The concept laptop on show blends various concepts into a single device, acquiescing to the needs of both gamers and professionals. Some of the cosmetic changes brought about by Designworks include a move toward flowing lines and a more curvaceous chassis, a notable change from Asus’ straight-cut approach of the past. The BMW Group company also incorporated a new colourway into the mix: jade-tinted silver.
“As we’re trying to expand beyond just the gaming market, going to try to appeal to a broader audience.” Gasior continues. “And part of that is bringing in new ideas about how the laptop looks and then also what you can do with it.”
But not every new concept is an aesthetic one. One example is the power button. Modelled after a bolt-action rifle, it features a spring-loaded design to “evoke a deeper physical connection with the machine”. That’s top car design spiel right there.
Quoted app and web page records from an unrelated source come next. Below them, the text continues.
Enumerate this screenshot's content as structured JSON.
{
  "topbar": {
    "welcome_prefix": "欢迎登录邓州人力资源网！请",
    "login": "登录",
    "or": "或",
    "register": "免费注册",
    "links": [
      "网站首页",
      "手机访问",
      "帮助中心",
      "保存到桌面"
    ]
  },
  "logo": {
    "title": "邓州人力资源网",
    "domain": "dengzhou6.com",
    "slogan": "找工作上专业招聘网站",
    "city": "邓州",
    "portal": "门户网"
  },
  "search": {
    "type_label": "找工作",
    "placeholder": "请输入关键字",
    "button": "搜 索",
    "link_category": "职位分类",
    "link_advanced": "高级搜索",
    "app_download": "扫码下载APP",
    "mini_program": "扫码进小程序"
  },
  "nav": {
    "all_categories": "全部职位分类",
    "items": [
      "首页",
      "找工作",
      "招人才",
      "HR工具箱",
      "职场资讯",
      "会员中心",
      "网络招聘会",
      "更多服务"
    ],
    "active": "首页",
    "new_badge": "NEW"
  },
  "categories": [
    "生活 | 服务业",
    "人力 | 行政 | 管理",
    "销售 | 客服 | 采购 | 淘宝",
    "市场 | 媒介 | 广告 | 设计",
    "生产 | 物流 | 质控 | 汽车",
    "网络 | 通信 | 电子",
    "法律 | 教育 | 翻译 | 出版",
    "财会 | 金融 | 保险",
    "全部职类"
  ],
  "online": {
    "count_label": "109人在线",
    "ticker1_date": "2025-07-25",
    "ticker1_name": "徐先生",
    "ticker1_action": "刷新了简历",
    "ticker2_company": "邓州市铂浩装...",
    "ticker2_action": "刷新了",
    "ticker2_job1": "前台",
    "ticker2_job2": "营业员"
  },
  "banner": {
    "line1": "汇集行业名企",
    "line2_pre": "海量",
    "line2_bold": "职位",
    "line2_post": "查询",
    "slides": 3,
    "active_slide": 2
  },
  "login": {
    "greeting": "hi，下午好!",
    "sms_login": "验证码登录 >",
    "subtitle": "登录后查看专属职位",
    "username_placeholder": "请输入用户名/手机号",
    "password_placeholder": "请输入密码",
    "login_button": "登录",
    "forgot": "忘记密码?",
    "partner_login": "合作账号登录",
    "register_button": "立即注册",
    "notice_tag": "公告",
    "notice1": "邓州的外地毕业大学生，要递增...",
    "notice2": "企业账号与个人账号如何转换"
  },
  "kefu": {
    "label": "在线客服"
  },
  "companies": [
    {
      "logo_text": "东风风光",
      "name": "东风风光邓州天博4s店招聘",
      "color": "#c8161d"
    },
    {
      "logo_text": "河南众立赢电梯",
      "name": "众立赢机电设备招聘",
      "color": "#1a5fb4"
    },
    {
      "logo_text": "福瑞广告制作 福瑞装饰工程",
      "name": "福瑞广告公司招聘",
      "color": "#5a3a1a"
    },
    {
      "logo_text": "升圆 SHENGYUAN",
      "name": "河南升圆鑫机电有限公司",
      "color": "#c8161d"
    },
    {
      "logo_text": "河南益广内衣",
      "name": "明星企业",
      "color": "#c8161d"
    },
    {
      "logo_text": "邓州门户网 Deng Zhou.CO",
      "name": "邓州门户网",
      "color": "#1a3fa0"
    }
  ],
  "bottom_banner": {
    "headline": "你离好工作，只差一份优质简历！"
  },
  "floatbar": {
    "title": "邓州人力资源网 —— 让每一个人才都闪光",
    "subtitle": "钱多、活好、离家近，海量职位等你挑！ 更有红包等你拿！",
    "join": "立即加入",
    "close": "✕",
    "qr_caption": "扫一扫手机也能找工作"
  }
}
This switch actuation is accompanied by a lighting shift: either all-white for work mode or red glow for gaming.
Don’t expect to see the Face Off prototype design as a fully formed laptop anytime soon, but it has already filtered into some of Asus’ recently announced 9th Gen Intel gaming laptops, including the Hero III, Scar III, and ROG Strix G. Some of the design choices on these laptops were first conceived thanks to Face Off, including asymmetrical ventilation, a corrugated chassis for improved airflow, and even the precursors of what would become the Asus Keystone: a removable proprietary device that stores user profiles across devices and acts as a safe space to store your most treasured secrets.
But some of the ideas from the collaboration have proven too futuristic for today’s tech. Asus has also been looking into augmented reality, with “virtual elements that rise up from the laptop” and controllable by a user’s gestures being discussed. These are still very much in their embryonic stages – and even that might be a stretch – but Asus hopes to one day incorporate projection and tracking technology down the line to create a personalised experience that goes beyond surface-level RGB lighting.
“We collaborated to explore ideas for not only the next generation, but also the ones after that,” Vivian Lien, global head of marketing, says, “culminating in a stunning concept that gives a glimpse of what’s to come. We’re excited to see how laser projection and other augmented reality technologies develop and are eager to experiment with integrating them into future designs.”
At least for the time being the prototype is allowing Asus to better balance professional and gamer styles. We’ve already seen its rivals adopt similar pared back gaming fare to appeal to this audience – the Razer Blade is a rather moderate design – and this segment is only going to heat up as more dyed in the wool gamers start streaming, creating content on the move, and marching towards geriatric life.
All I’m saying is that at some point there’s going to be a market for stairlifts with 480Hz monitors attached. And while my eyes will be all but totally worn out from decades in front of a monitor, I’ll be here to review it when that day comes.
We may have to wait a little longer to get our hands on augmented reality, gesture-controlled laptops, but the idea of maturing gaming design to meet the expanding audience is something that appeals to my old soul. And I’m keen to see where Asus can take ROG, the brand champion of old-school gaming style, in the highly-competitive gaming and content creation laptop market.